As if beset with feelings of a hounded person, President Zardari’s statements, of late, are exceedingly desperate. Take his speech at Zardari House in Benazirabad, previously known as Nawabshah, on Monday: “Anti-democratic forces do not want to see democracy flourish. Workers and leaders of the PPP are ready to challenge such anti-democratic forces.” But then he laments that “we have never seen justice being done to the PPP…uniformed people played joke with the country.However, they won’t be allowed now.” He is also prepared to be incarcerated, of which he is not scared because “he has no fear of mosquitoes”. No wonder, then his principal legal advisor, Babar Awan, is raising identical antes.That President Zardari indeed can be credited for following a policy of reconciliation and inclusion of major political players in the parliament as against confrontation is in conformity with the spirit of the Charter of Democracy that Benazir Bhutto and Nawaz Sharif signed while in exile in London. The result of such policy is that despite being political opponents, neither the PPP nor the PML (N), have gone to the extent of one ousting other except once, when Zardari was misled by his aides, albeit temporarily, when he imposed Governor’s rule on Punjab. Fortunately, for both parties, the imposition was reversed with a helping hand from the judiciary. A live-and-let-live policy remains operative, for which both sides deserve credit.
Having said that, one cannot fail to notice that not much has changed in the style and substance of governance, be it at the federal level or the provincial. It remains a one-man show, wherever the two parties are in office, instead of collective responsibility of their cabinets, answerable to their respective legislatures that is the hallmark of the parliamentary form of government. There is no desire to let go of power in decision-making and devolve authority down the line. The economy does not appear on their radar screens and the needed efforts broadly base the tax regime and tax to themselves are conspicuous by their absence. The fiscal position of the Punjab government is, in fact, worse than that of the federal government.

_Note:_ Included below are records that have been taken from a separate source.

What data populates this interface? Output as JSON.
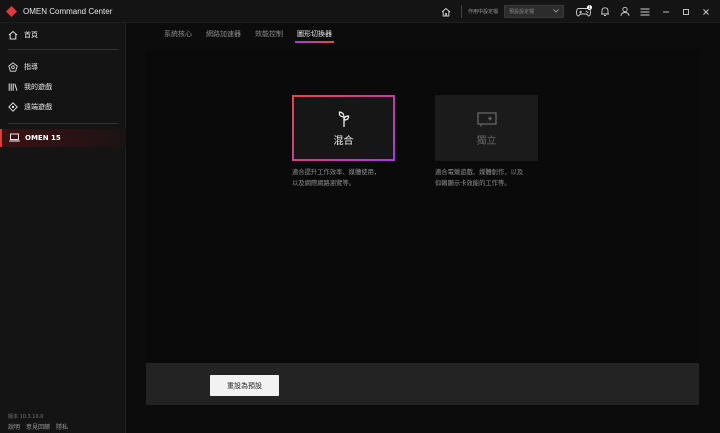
{
  "app": {
    "title": "OMEN Command Center"
  },
  "titlebar": {
    "preset_label": "作用中設定檔",
    "preset_value": "預設設定檔",
    "notification_count": "1"
  },
  "sidebar": {
    "items": [
      {
        "label": "首頁",
        "icon": "home-icon"
      },
      {
        "label": "指導",
        "icon": "coach-icon"
      },
      {
        "label": "我的遊戲",
        "icon": "library-icon"
      },
      {
        "label": "遠端遊戲",
        "icon": "remote-play-icon"
      }
    ],
    "device": "OMEN 15",
    "version": "版本 10.3.10.0",
    "footer": [
      "說明",
      "意見回饋",
      "隱私"
    ]
  },
  "tabs": [
    "系統核心",
    "網路加速器",
    "效能控制",
    "圖形切換器"
  ],
  "active_tab": 3,
  "modes": [
    {
      "label": "混合",
      "icon": "hybrid-icon",
      "desc": [
        "適合提升工作效率、媒體使用，",
        "以及網際網路瀏覽等。"
      ],
      "selected": true
    },
    {
      "label": "獨立",
      "icon": "discrete-icon",
      "desc": [
        "適合電競遊戲、媒體創作，以及",
        "仰賴顯示卡效能的工作等。"
      ],
      "selected": false
    }
  ],
  "reset_button": "重設為預設",
  "colors": {
    "accent_red": "#e8454a",
    "accent_purple": "#a83ad8"
  }
}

Of course, the danger to the government is real and instant. But it is not from the Supreme Court, or any other state organ; it’s of its own making. The failure of the government is too stark to be camouflaged by any excuse. The huge cabinet is beset with inertia, as much as by its feudalist worldview, as by the absence of leadership – a disappointment that gets testified once again by colossal failure to handle the recent floods and their aftermath. Then, there is this nonchalant attitude towards transparency and established rules of good governance. Rampant corruption that keeps coming up as lead stories in the national and international media is yet another stigma that has stuck unto the face of the Zardari-Gilani set-up. Not only is the international community wary of ‘involving’ our government in its aid and assistance to the flood victims, it is also holding back investment. Consequently foreign investment has sharply declined, which, in turn, has negatively impacted the prospects of economic growth.
Governments come and go. What should stand – and there is every hope it would in Pakistan, despite formidable challenges – is the democratic process. Our constitution, like all others in democracies, adequately caters to the possibility that an unpopular government has to be vacated from power, without derailing the system. Fortunately, with the 18th Amendment in place, the threat to the democratic process has completely disappeared. But, certainly, there is not much of a refuge for an unpopular government. But as against this legal reality, the Zardari section of the PPP government is trying to project that if something happens to his position as a result of the impending NRO case verdict, the whole system would collapse. That he should flash this warning as a “Sindh Card” is all the more disturbing. Asif Ali Zardari is first the President of Pakistan and then the party chief; it’s a constitutional obligation, any deviation from which would be a sure recipe for disaster.
It appears that both the PPP and the PML (N), with the former leading by a giraffe’s neck, are in a race to hit rock bottom, outdoing each other in profligacy and bad governance. Any unconstitutional or quasi-constitutional intervention or tinkering would be suicidal for the federation, particularly when the obtaining situation in Balochistan and Khyber Pakhtunkhwa needs deft political handling, a task well beyond the white-collar technocrats or the men in boots. It is precisely this messy situation that persuades the army to stay away despite pressure from certain quarters to intervene – Brecorder